Amina Mohammed (C, front), United Nations Deputy Secretary-General, addresses the UN Security Council open debate on preventing sexual violence in conflict at the UN headquarters in New York, April 16, 2018. UN Deputy Secretary-General Amina Mohammed on Monday stressed the need to stop sexual violence in conflict. (Xinhua/Li Muzi)
UNITED NATIONS, April 16 (Xinhua) -- UN Deputy Secretary-General Amina Mohammed on Monday stressed the need to stop sexual violence in conflict.
"This year, in Myanmar and many other conflict situations, the widespread threat and use of sexual violence has, once again, been used as a tactic to advance military, economic and ideological objectives. And, once again, it has been a driver of massive forced displacement," Mohammed told the Security Council.
Both genders endure the horrific brutality of sexual violence in conflict. But, overall, women and girls are disproportionately affected, she said.
Gender-based discrimination is the invisible driver of most crimes of sexual violence. And, the lower a woman's status -- in terms of health, wealth and education -- the greater is her vulnerability and exposure to harm, she said.
"Our responsibility must be to bring justice, recognition and reparations to the survivors of these horrendous crimes -- not only justice in the courtrooms, but also social justice and economic empowerment.

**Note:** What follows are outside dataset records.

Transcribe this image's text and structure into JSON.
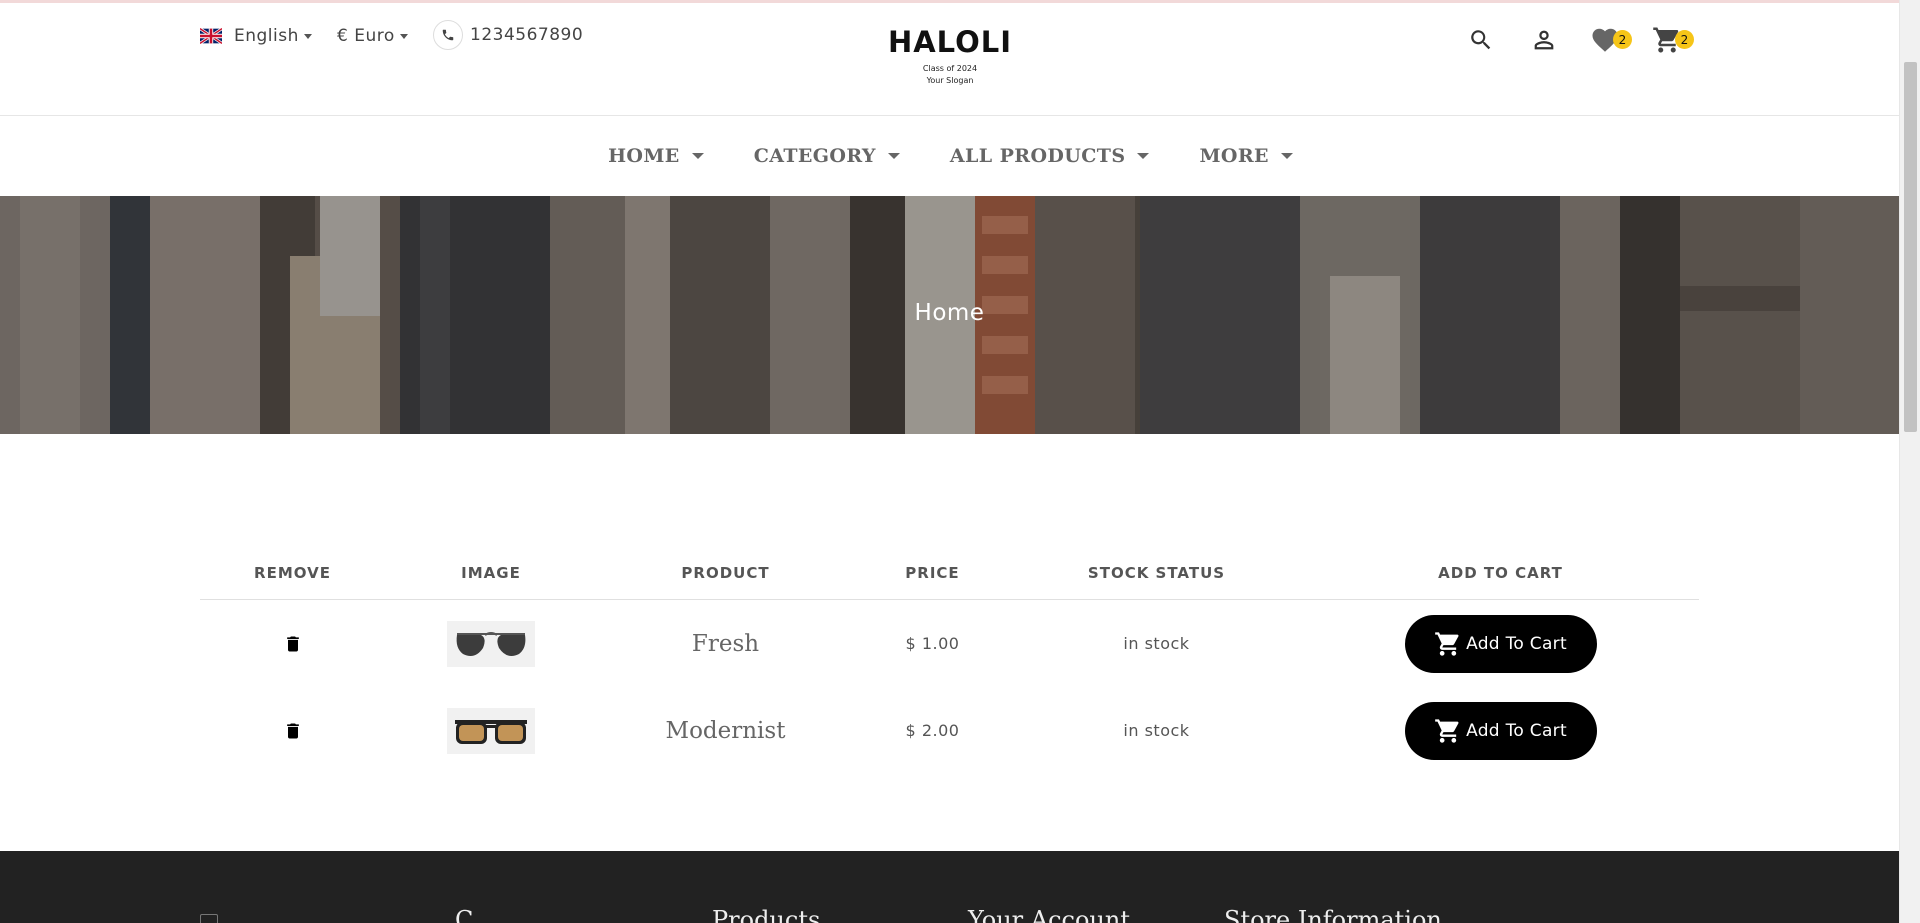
{
  "header": {
    "language": "English",
    "currency": "€ Euro",
    "phone": "1234567890",
    "logo_title": "HALOLI",
    "logo_line1": "Class of 2024",
    "logo_line2": "Your Slogan",
    "wishlist_count": "2",
    "cart_count": "2"
  },
  "nav": {
    "items": [
      {
        "label": "HOME"
      },
      {
        "label": "CATEGORY"
      },
      {
        "label": "ALL PRODUCTS"
      },
      {
        "label": "MORE"
      }
    ]
  },
  "banner": {
    "title": "Home"
  },
  "wishlist": {
    "columns": [
      "REMOVE",
      "IMAGE",
      "PRODUCT",
      "PRICE",
      "STOCK STATUS",
      "ADD TO CART"
    ],
    "rows": [
      {
        "product": "Fresh",
        "price": "$ 1.00",
        "stock": "in stock",
        "button": "Add To Cart",
        "image_icon": "aviator-sunglasses"
      },
      {
        "product": "Modernist",
        "price": "$ 2.00",
        "stock": "in stock",
        "button": "Add To Cart",
        "image_icon": "amber-sunglasses"
      }
    ]
  },
  "footer": {
    "columns": [
      "C",
      "Products",
      "Your Account",
      "Store Information"
    ]
  },
  "colors": {
    "badge": "#f6c518",
    "button": "#000000",
    "footer": "#222222"
  }
}
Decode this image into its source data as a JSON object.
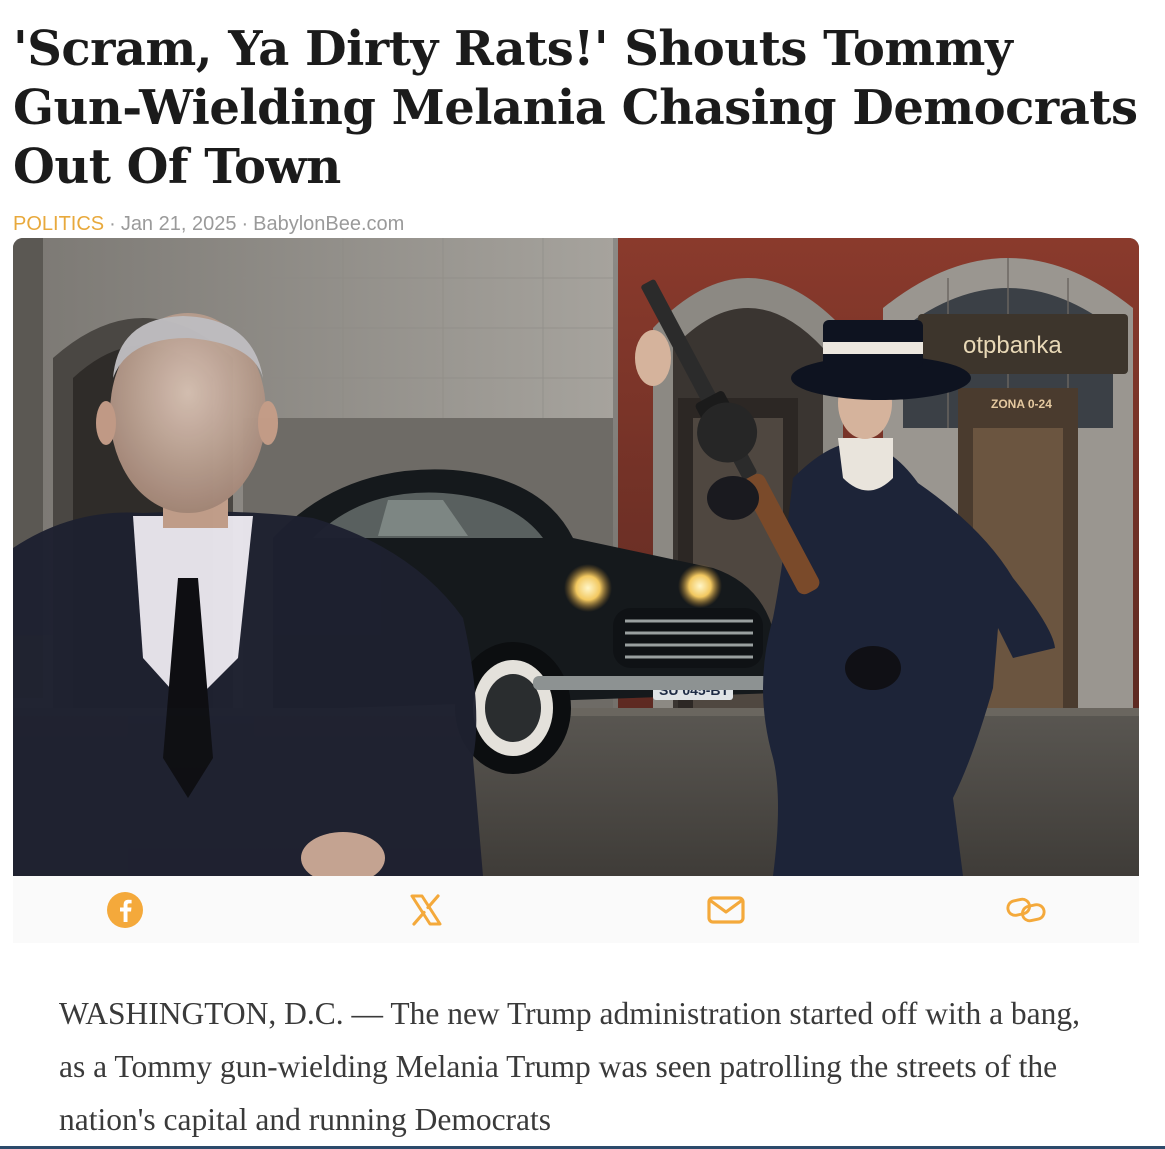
{
  "article": {
    "headline": "'Scram, Ya Dirty Rats!' Shouts Tommy Gun-Wielding Melania Chasing Democrats Out Of Town",
    "category": "POLITICS",
    "date": "Jan 21, 2025",
    "source": "BabylonBee.com",
    "separator": "·",
    "body_first_paragraph": "WASHINGTON, D.C. — The new Trump administration started off with a bang, as a Tommy gun-wielding Melania Trump was seen patrolling the streets of the nation's capital and running Democrats"
  },
  "hero_image": {
    "bank_sign": "otpbanka",
    "zone_sign": "ZONA 0-24",
    "license_plate": "SU 045-BT"
  },
  "share": {
    "icons": [
      "facebook-icon",
      "x-icon",
      "email-icon",
      "link-icon"
    ],
    "accent_color": "#f4a93b"
  },
  "colors": {
    "headline": "#1b1b1b",
    "category": "#e8a93c",
    "meta": "#9a9a9a",
    "body_text": "#3a3a3a"
  }
}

"We should recognize and support the resilience of the many survivors who are working as agents of change. And, if we are to prevent these crimes being repeated, we must ensure accountability and deterrence."
Special Representative of the UN secretary-general on sexual violence in conflict, Pramila Patten, said that while significant normative progress has been achieved, there is an urgent need to consolidate it by ensuring accountability.
Otherwise the situation risks a reversal, resulting in wartime rape being once again "normalized" due to the frequency and impunity with which it is committed, she said.
Wartime rape is preventable, and addressing it is the collective responsibility of the international community, said Patten.
The Security Council was holding an open debate on sexual violence in conflict.